What C.S. Lewis and Lloyd Alexander understood so well was that imagination rightly channeled becomes moral imagination, and that moral imagination combined with courage moves the world. It was moral imagination combined with courage that marked the character of Winston Churchill — a man whose outlook, his fears and hopes alike, were for decades adjudged too grandiose and even daft until the reality of Hitler proved how appropriate and true Churchill’s imagination really was.
For different ends, moral imagination combined with courage marked the characters of Ronald Reagan, and of Pope John Paul II, and of Gandhi, and of the eminently practical and well-grounded Abigail Adams, too. Heroism of their sort doesn’t just happen. It is forged in character — character informed by right reason, and right reason inculcated both through experience and through good habits of mind.

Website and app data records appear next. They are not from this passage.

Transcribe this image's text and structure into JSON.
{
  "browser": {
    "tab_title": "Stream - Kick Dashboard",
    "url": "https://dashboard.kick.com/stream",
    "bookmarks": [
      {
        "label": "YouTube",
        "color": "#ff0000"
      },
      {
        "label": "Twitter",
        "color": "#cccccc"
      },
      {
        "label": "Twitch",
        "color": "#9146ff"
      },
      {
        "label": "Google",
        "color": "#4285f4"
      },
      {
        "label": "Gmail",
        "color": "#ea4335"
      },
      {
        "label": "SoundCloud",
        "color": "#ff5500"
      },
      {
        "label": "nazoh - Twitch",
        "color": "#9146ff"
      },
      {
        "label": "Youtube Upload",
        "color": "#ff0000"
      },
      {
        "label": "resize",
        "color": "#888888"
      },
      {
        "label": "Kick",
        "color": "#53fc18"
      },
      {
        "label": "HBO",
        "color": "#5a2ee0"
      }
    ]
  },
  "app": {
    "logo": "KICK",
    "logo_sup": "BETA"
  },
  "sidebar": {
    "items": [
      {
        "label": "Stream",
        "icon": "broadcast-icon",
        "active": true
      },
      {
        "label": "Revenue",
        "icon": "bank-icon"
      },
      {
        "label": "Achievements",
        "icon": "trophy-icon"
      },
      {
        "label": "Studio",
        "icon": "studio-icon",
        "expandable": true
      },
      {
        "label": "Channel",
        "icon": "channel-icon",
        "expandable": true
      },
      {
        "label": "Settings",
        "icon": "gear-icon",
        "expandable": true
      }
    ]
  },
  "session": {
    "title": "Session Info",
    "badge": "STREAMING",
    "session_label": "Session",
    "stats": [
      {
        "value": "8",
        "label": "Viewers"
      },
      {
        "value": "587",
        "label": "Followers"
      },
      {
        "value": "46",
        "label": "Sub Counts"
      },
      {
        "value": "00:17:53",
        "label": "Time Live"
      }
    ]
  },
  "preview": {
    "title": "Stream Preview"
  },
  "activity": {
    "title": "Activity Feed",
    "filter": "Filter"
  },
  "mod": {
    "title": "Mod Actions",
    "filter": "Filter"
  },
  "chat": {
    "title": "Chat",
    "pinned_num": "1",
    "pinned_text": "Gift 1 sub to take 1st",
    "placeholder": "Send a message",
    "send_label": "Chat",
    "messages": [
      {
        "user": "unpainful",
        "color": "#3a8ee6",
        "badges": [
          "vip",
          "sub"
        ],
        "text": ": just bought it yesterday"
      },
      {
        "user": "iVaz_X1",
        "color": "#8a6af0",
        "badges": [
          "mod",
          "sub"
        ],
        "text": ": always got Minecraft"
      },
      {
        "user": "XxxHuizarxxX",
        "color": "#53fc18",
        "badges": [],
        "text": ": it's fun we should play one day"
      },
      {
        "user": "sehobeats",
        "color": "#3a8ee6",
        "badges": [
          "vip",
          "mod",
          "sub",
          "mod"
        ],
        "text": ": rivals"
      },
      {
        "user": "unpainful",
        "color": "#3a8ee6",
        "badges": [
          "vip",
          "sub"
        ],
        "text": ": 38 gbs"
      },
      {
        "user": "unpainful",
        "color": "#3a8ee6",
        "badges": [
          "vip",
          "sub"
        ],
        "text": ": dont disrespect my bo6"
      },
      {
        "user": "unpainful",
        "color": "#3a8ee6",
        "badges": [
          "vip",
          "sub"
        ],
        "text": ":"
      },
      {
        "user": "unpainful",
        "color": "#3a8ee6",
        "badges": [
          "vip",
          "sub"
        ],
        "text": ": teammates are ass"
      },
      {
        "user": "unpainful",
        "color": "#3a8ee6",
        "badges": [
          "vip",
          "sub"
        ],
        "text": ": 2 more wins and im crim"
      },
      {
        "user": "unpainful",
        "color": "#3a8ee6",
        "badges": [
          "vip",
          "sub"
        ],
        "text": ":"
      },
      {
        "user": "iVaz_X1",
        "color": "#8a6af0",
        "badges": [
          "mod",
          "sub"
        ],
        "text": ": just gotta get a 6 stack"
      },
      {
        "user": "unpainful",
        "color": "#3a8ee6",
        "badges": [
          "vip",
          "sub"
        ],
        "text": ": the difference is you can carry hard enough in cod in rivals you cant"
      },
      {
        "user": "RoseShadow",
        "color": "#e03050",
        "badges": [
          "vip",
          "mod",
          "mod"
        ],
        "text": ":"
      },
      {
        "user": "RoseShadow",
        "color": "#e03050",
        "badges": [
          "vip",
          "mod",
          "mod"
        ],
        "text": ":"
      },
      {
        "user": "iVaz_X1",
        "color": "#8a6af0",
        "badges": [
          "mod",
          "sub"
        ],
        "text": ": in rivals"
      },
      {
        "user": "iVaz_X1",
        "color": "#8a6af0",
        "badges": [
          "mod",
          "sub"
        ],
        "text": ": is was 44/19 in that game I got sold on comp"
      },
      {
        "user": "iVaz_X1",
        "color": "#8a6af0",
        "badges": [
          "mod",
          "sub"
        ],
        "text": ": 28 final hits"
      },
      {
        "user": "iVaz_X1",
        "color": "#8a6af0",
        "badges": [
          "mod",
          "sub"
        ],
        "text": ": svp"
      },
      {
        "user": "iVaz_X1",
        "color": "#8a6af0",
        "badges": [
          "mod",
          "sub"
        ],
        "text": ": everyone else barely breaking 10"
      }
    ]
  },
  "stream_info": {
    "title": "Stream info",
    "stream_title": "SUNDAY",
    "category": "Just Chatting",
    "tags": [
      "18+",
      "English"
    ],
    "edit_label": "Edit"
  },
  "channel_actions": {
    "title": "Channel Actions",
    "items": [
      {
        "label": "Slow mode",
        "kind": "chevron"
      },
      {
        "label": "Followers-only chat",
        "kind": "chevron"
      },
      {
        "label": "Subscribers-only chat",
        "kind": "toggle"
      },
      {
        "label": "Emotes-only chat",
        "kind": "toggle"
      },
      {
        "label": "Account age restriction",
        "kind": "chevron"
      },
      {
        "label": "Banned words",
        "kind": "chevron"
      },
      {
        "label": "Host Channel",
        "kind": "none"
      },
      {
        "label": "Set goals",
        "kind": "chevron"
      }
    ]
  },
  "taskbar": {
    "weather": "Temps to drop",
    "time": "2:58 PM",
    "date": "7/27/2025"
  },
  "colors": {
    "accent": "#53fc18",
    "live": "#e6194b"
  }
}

Those habits of mind are nurtured and developed and emboldened by stories (of both fact and fiction) that teach and inspire somebody towards sacrifice for causes greater than self.
CAUSES GREATER THAN SELF can inspire even the lowliest among us. Throughout Taran’s adventures in Prydain, the young man is joined by a furry creature, something of a cross between man and animal, named Gurgi. Not only is Gurgi a rather piteous sight — hair “so matted and covered with leaves that it looked like an owl’s nest in need of a housecleaning,” scent with “the distressing odor of a wet wolfhound” — but he is also a creature with a simple mind, prone to talking in silly rhymes such as “crunchings and munchings” for food and “seekings and peekings” for reconnaissance. Not only that, but Gurgi is first described by the great and good Lord Gwydion as “not half as ferocious as he looks, not a quarter as fierce as he should like to be, and more a nuisance than anything else.”
Yet by falling in with Taran’s and Gwydion’s noble little band, by being inspired by their courage and goodness, even poor Gurgi becomes a hero as well. It is Gurgi who in the end of the series finds the leather pouch containing parchments explaining the long-lost “secrets of forging and tempering metals, of shaping and firing pottery, of planting and cultivating… knowledge [that] is itself a priceless treasure… [whose] use needs skill and strength of hand and mind.” Those skills stand in stark contrast, Gwydion explained, to some other lost items whose loss was a good thing rather than bad: “enchanted tools that labored of themselves and would have given carefree idleness.”
Such are the lessons, innately conservative, taught by Lloyd Alexander, who also has Gwydion explain that evil cannot be “quickly overcome,” and can only be defeated by “that portion of good in all men’s hearts whose flame can never be quenched.”
Or as it was put by another man of great moral imagination, George Washington, “Labor to keep alive in your breast that little spark of celestial fire called conscience.”
Our children need always to be surrounded by tales of heroes of fact, such as Washington, and of fiction that is still true at its inmost heart, such as the heroes created by Lloyd Alexander.
Lloyd Alexander may have died last week, but the truths of heroism that suffused his writings will and ought to be valued as long as we keep childhood the realm of imaginative yearnings and learnings of the right and moral kind.